Schwartz said the new study confirms the need for such action.
"We think that it's a technique that can't be cured or reformed," he said.
Monique Bond, spokeswoman for the Illinois State Police Department, said they are in the process of reviewing the raw data and expect an internal review to be completed within the coming weeks. She said that no decision had been made to cease consent searches.
Illinois drivers and passengers need to buckle up because Gov. Pat Quinn on Monday signed a new Illinois law requiring everyone riding in a vehicle to wear their seat belts.
"We want to save lives and this legislation is important to doing that," Quinn said at a bill-signing ceremony in Chicago.
The new law requiring everyone to wear their seatbelts goes into effect Jan. 1. Currently, people riding in the front seat of a vehicle have to wear their seat belts, but people in the back seat are only required to be belted in if they are under 18.
Officials said it was the latest measure to improve safety on Illinois roads. Others actions by the state have included a ban on texting while driving and increased training for student drivers.
Secretary of State Jesse White said making rear passengers wear seat belts will protect not only them but those people in the front seat as well.
"If by chance they are not buckled up they could become a human missile for those in the front of the vehicle," White said.
Buses, taxicabs and emergency vehicles are exempt from the new law.
Senate President John Cullerton, a Democrat from Chicago, was one of the sponsors of the measure along with the late GOP Rep. Mark Beaubien, the seven-term state lawmaker who died earlier this month.
Beaubien, of Barrington Hills, collapsed while at a House GOP event with family, friends and colleagues. Beaubien's family attended the bill signing.
His widow, Dee Beaubien, said the measure was "extremely important" to him and all the people who helped get it passed.
"He considered them legacy," she said.
Illinois' two U.S. senators are behind clashing proposals about privatizing transportation assets.
Republican Sen. Mark Kirk said a plan he unveiled Monday would open up another $100 billion in private money for airports, railroads and highways. Illinois' junior senator also said the measure would ease federal restrictions, making it easier for local governments to sell transportation assets, such as Illinois' 54 rest-stops and airports, to private bidders.
"You'll see London, Paris, Rome, Berlin [are] all partnership airports now," he said. "They have found that this is a way to tremendously enhance their ... services and infrastructure."
Kirk's plan comes just a few days after Sen. Dick Durbin, his chamber's No. 2 Democrat, put forth a bill that would likely make privatization a lot harder. Durbin's proposal would make municipalities pay back any federal grants they received for big transportation projects if they're planning to privatize. It would also give the federal government a "seat at the table" when municipalities are considering privatization, Durbin said.
But Kirk said Durbin's proposal likely won't fly in the Capitol, especially given the GOP majority in the House. In a statement, Durbin spokeswoman Christina Mulka said Democrat has found a "good amount of support" for his plan. While Durbin's bill deals exclusively with existing public transportation infrastructure, Kirk's would deal with new projects, Mulka said, adding that Durbin sees "a lot of common ground between the two bills."

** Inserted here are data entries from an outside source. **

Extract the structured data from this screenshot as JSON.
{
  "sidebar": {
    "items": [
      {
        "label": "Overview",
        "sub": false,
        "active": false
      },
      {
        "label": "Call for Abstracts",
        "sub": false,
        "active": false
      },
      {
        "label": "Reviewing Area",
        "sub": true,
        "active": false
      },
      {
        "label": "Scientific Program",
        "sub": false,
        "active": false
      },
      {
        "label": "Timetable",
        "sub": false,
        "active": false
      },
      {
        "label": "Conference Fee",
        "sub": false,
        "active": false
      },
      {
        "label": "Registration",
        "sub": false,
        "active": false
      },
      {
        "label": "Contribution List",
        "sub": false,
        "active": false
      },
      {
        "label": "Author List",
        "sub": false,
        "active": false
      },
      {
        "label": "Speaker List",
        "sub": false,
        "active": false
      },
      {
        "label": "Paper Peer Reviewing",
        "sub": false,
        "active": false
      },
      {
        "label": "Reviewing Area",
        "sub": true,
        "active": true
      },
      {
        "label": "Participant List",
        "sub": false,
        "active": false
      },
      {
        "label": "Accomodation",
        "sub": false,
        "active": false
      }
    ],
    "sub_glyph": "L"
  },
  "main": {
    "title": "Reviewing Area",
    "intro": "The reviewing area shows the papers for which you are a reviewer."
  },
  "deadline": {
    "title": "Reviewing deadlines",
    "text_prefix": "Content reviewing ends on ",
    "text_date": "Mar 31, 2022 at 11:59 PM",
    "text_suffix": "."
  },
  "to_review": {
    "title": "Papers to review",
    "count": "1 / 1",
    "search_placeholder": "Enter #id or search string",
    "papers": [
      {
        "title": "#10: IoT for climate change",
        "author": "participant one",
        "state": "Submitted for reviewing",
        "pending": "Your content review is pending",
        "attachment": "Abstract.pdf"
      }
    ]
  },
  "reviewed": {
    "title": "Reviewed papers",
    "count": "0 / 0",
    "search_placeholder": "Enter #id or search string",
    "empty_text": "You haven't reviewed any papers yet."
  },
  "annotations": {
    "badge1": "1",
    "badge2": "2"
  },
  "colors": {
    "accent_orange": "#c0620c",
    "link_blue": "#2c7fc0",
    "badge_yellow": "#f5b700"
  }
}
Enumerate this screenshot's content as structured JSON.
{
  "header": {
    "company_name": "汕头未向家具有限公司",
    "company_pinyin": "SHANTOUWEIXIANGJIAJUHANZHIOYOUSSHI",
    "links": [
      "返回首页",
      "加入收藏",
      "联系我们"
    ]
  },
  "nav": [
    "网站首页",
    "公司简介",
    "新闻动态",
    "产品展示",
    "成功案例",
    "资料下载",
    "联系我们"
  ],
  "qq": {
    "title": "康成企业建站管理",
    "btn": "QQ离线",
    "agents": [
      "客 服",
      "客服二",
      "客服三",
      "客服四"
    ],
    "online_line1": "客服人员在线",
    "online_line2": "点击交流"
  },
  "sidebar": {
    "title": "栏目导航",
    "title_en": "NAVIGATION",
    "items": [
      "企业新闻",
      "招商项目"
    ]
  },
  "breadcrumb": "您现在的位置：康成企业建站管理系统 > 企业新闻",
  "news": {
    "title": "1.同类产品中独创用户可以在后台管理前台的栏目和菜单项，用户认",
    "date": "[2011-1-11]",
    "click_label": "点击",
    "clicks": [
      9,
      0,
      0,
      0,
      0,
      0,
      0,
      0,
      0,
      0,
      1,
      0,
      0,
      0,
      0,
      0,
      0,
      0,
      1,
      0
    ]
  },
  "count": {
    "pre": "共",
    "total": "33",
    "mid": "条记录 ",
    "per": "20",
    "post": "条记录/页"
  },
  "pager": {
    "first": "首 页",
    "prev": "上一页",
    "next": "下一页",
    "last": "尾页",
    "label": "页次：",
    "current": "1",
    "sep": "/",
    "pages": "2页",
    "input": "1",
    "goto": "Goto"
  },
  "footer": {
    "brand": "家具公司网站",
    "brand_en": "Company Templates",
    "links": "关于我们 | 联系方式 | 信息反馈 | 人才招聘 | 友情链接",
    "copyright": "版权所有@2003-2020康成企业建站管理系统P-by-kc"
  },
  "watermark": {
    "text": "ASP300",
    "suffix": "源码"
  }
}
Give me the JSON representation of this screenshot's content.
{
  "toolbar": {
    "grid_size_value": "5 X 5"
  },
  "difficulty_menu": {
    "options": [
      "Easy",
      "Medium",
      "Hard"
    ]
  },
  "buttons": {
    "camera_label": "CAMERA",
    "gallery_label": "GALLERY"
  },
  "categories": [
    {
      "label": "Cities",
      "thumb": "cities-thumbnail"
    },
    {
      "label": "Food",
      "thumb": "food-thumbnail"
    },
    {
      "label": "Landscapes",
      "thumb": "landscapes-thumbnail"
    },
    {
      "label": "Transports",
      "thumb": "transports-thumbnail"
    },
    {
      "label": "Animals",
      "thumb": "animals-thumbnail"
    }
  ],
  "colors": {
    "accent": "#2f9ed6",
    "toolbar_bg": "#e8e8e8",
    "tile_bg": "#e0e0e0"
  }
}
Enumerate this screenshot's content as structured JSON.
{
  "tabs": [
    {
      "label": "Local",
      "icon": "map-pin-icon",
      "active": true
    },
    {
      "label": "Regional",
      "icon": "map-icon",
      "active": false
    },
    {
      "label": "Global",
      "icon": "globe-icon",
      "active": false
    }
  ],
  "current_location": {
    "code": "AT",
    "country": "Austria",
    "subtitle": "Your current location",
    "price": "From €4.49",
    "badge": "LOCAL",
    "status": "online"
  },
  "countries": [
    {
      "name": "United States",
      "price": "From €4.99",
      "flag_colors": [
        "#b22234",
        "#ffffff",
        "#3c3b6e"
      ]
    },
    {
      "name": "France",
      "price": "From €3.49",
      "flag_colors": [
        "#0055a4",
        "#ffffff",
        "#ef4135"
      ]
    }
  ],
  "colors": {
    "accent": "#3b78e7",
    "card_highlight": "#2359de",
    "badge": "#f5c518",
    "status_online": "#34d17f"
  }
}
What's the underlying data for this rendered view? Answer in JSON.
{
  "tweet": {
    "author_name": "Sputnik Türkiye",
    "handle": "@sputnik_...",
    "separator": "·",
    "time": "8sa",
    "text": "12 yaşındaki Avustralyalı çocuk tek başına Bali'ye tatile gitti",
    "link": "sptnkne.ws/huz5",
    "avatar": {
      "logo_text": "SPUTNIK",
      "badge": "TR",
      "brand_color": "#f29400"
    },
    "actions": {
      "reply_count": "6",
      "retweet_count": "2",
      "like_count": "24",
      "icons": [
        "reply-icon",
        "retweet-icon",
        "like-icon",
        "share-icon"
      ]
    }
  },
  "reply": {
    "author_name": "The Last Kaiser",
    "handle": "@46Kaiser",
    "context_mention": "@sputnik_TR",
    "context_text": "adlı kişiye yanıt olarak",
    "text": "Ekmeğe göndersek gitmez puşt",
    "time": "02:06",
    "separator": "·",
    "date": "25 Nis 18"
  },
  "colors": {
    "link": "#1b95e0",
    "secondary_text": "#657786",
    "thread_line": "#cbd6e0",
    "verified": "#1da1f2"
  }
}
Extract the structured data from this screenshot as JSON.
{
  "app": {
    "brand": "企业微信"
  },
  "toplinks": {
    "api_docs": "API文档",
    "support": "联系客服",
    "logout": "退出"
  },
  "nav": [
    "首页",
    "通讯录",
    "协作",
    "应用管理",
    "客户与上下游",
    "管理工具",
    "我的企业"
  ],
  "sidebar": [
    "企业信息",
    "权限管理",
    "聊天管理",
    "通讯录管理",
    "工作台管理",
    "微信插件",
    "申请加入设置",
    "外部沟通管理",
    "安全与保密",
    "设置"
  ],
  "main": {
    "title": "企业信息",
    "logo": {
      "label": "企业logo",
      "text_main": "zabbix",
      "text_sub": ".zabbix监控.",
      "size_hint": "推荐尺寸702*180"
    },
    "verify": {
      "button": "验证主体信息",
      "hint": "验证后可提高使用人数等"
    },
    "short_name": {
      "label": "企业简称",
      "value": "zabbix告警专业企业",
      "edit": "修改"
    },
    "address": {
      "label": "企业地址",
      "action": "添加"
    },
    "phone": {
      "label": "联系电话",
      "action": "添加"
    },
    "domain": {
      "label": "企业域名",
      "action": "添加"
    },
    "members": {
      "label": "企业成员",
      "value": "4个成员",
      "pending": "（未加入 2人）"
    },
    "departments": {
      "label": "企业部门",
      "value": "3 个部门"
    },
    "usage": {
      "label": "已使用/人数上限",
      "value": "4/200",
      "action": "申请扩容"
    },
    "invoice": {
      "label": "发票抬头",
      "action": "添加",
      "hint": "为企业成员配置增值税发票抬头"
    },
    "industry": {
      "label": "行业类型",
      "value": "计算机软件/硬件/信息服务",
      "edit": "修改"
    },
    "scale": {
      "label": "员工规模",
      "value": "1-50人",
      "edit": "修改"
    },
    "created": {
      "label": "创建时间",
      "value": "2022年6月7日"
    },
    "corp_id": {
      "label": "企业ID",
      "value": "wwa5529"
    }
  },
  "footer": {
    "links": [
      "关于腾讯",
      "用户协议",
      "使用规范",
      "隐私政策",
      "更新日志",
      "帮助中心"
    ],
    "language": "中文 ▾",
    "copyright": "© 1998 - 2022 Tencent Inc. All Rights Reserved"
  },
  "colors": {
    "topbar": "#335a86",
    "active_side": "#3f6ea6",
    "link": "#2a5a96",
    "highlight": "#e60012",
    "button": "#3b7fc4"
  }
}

The debate over privatization is especially poignant for Chicagoans, who have seen their fair share of controversial privatization deals. The city sold its parking meter system to a private company in 2008 for $1.15 billion, only to have a scathing report by the city's inspector general declare that Richard M. Daley's administration could have gotten more money out of the deal.
A plan to privatize Midway Airport fell through in 2009 due to the economic downturn. That plan has been in a holding pattern since, with with Chicago Mayor Rahm Emanuel's administration in no rush to revive it.